The spread of COVID around the globe has altered the dynamic in the currency markets. Most central banks have stepped up to the plate and generated stimulus that has buoyed economic output. While it is likely that certain central banks will continue to alter their programs, the bazookas that initially shocked the market out of their doldrums are complete. As Q2 comes to an end, traders will be watching to see which countries can emerge from their economic slumps and which will continue to suffer due to the spread of the virus.
The Global Economy
The global economy is contracting according to the International Monetary Fund (IMF). The IMF altered its forecast for global growth in 2020 to show a contraction of 4.9% a downgrade from its previous estimate in April which estimated a contraction of 3%. Their projections in April viewed the drop in global output to be the worst since the Great Depression, and that was before economies were beginning to open. The silver lining is that the IMF is still predicting that global economic growth will expand in 2021. It sees global GDP rising by 5.4% next year.
The hope is that the world experiences a “V” recovery, but that will depend on how quickly countries around the globe can emerge from the “lockdown”. There will also be a debate as to whether consumer behavior had changed and if consumer-driven economies will continue to be able to drive consumer-led growth.

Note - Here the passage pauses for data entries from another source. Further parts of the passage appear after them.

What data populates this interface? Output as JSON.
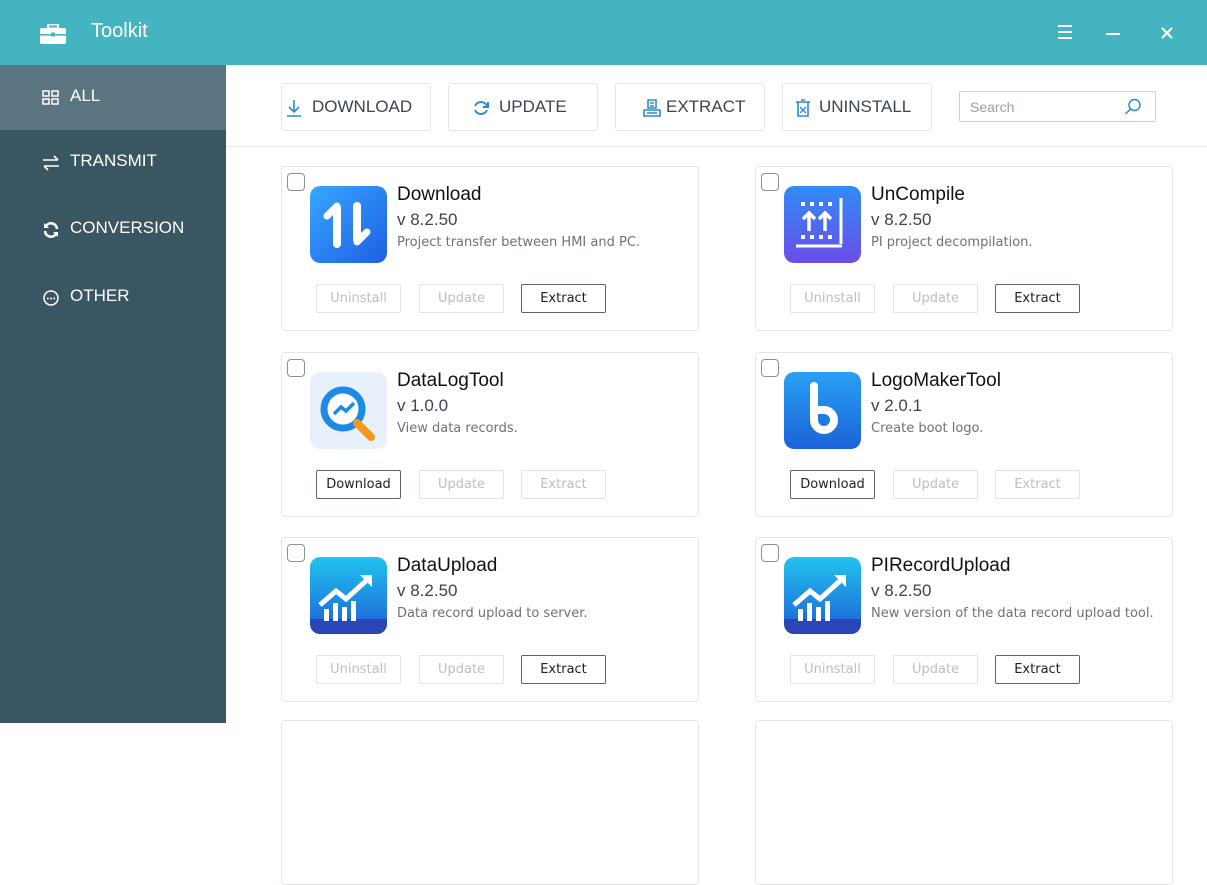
{
  "window": {
    "title": "Toolkit"
  },
  "sidebar": {
    "items": [
      {
        "label": "ALL",
        "active": true
      },
      {
        "label": "TRANSMIT",
        "active": false
      },
      {
        "label": "CONVERSION",
        "active": false
      },
      {
        "label": "OTHER",
        "active": false
      }
    ]
  },
  "toolbar": {
    "download_label": "DOWNLOAD",
    "update_label": "UPDATE",
    "extract_label": "EXTRACT",
    "uninstall_label": "UNINSTALL",
    "search_placeholder": "Search",
    "search_value": ""
  },
  "cards": [
    {
      "name": "Download",
      "version": "v 8.2.50",
      "description": "Project transfer between HMI and PC.",
      "btn1": "Uninstall",
      "btn1_enabled": false,
      "btn2": "Update",
      "btn2_enabled": false,
      "btn3": "Extract",
      "btn3_enabled": true,
      "checked": false
    },
    {
      "name": "UnCompile",
      "version": "v 8.2.50",
      "description": "PI project decompilation.",
      "btn1": "Uninstall",
      "btn1_enabled": false,
      "btn2": "Update",
      "btn2_enabled": false,
      "btn3": "Extract",
      "btn3_enabled": true,
      "checked": false
    },
    {
      "name": "DataLogTool",
      "version": "v 1.0.0",
      "description": "View data records.",
      "btn1": "Download",
      "btn1_enabled": true,
      "btn2": "Update",
      "btn2_enabled": false,
      "btn3": "Extract",
      "btn3_enabled": false,
      "checked": false
    },
    {
      "name": "LogoMakerTool",
      "version": "v 2.0.1",
      "description": "Create boot logo.",
      "btn1": "Download",
      "btn1_enabled": true,
      "btn2": "Update",
      "btn2_enabled": false,
      "btn3": "Extract",
      "btn3_enabled": false,
      "checked": false
    },
    {
      "name": "DataUpload",
      "version": "v 8.2.50",
      "description": "Data record upload to server.",
      "btn1": "Uninstall",
      "btn1_enabled": false,
      "btn2": "Update",
      "btn2_enabled": false,
      "btn3": "Extract",
      "btn3_enabled": true,
      "checked": false
    },
    {
      "name": "PIRecordUpload",
      "version": "v 8.2.50",
      "description": "New version of the data record upload tool.",
      "btn1": "Uninstall",
      "btn1_enabled": false,
      "btn2": "Update",
      "btn2_enabled": false,
      "btn3": "Extract",
      "btn3_enabled": true,
      "checked": false
    }
  ],
  "colors": {
    "titlebar": "#44b4c0",
    "sidebar": "#3a5663",
    "sidebar_active": "#5a7581"
  },
  "icons": [
    "toolbox-icon",
    "menu-icon",
    "minimize-icon",
    "close-icon",
    "grid-icon",
    "transfer-arrows-icon",
    "refresh-icon",
    "more-circle-icon",
    "download-icon",
    "update-icon",
    "extract-icon",
    "uninstall-icon",
    "search-icon"
  ]
}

The US dollar experienced a wild ride as the pandemic took hold. Initially, the greenback moved higher before the spread of COVID in California and New York. One it was clear in March that the US economy needed to close down the dollar started to slump. Fed action which took US interest rates initially down by 150-basis points and then to zero, put downward pressure on the greenback. The move by the Fed to start a bond purchase program which entailed purchasing treasuries and agency bonds put additional pressure on the yield differential between US yields and European and Asian yields.

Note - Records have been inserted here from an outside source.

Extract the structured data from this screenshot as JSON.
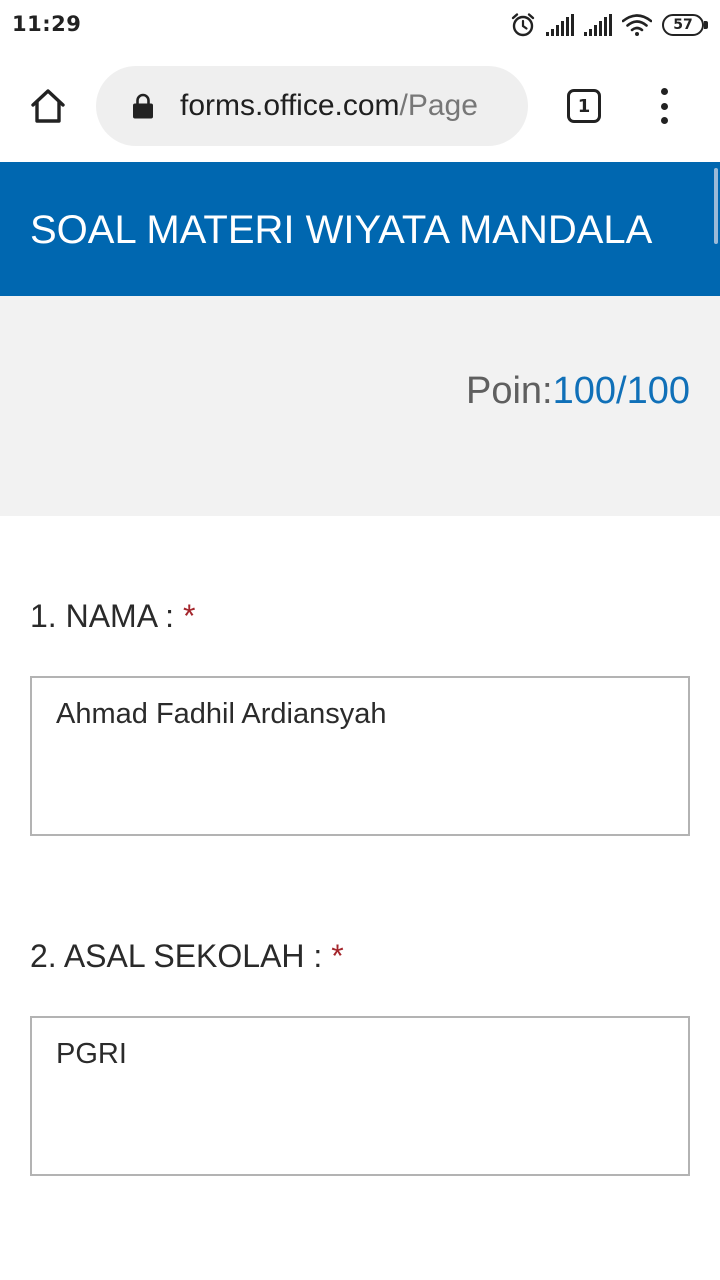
{
  "status_bar": {
    "time": "11:29",
    "battery": "57",
    "icons": [
      "alarm-icon",
      "signal-icon",
      "signal-icon",
      "wifi-icon",
      "battery-icon"
    ]
  },
  "browser": {
    "url_domain": "forms.office.com",
    "url_path": "/Page",
    "tab_count": "1",
    "icons": [
      "home-icon",
      "lock-icon",
      "tabs-icon",
      "more-vert-icon"
    ]
  },
  "form": {
    "title": "SOAL MATERI WIYATA MANDALA",
    "score_label": "Poin:",
    "score_value": "100/100",
    "accent_color": "#0067b0",
    "required_marker": "*",
    "questions": [
      {
        "label": "1. NAMA :",
        "answer": "Ahmad Fadhil Ardiansyah"
      },
      {
        "label": "2. ASAL SEKOLAH :",
        "answer": "PGRI"
      }
    ]
  }
}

The drop in the US yields to zero, altered the yield differential between the US and Euro, which reduced the value of the US dollar versus the Euro. The same can be said about Japan. Since the ECB and the Bank of Japan already had negative yields, the pace at which US yields declined was greater than the pace of the decline of both Euro and Japanese short-term yields which put downward pressure on the US dollar.
Fiscal Policy Around the Globe
The US acted very quickly when it came to a fiscal policy that can not be said for Europe, Japan, or India. The US passed the CAREs act which provided stimulus checks to individuals who make less than a specific threshold. Additionally, they extended unemployment claims to last for 25-weeks instead of 13-weeks. The law also provided an additional $600 per week for unemployment benefits. During the pandemic, approximately 40-million people in the US lost their jobs or were furloughed. While initial jobless claims have decelerated, dropping to 1.48-million in the last week of June from over 6-million in March. The total number of individuals receiving claims also dropped below 20-million for the first time since March.
In Europe, fiscal policy is still in the making. European countries continue to deliberate over a plan to raise 750 billion euros in public markets. This compares to the 5-trillion already released in the US. Japan is planning to step up it’s spending. In fiscal 2020, which started in April, the government’s general-account spending is slated to a total of 160.3 trillion yen. In India, many perceive the stimulus to be more of a symbolic gesture. The Modi government has pledged to spend almost 10% of India’s fiscal-year 2020 gross domestic product, approximately 256 billion on economic relief measures.
Implied Volatility Surged
US dollar implied volatility in the forex market also exploded. The US dollar versus the Euro VIX, which measures the implied volatility on the EUR/USD currency pair, surged 500%, rallying from 5% to more than 25% in a period of 4-weeks. While it took longer to retrace, the EUR/USD VIX eased during the Q2 slipping back to 8%.
How Have Currencies Performed
As volatility has calmed, ahead of the Q3, the dollar is nearly unchanged against the Euro relative to the levels seen in January of 2020. The dollar has lost ground against the yen which is viewed by many as a safe-haven. The Rupee has lost ground against the US dollar in the wake of the spread of COVID, declining by approximately 7%. Looking forward, traders will focus on how countries exit the lockdown. Europe appears to be opening as many countries can close their borders and keep the virus out. The US and India are experiencing rising cases, which does not bode well for the greenback or the Rupee.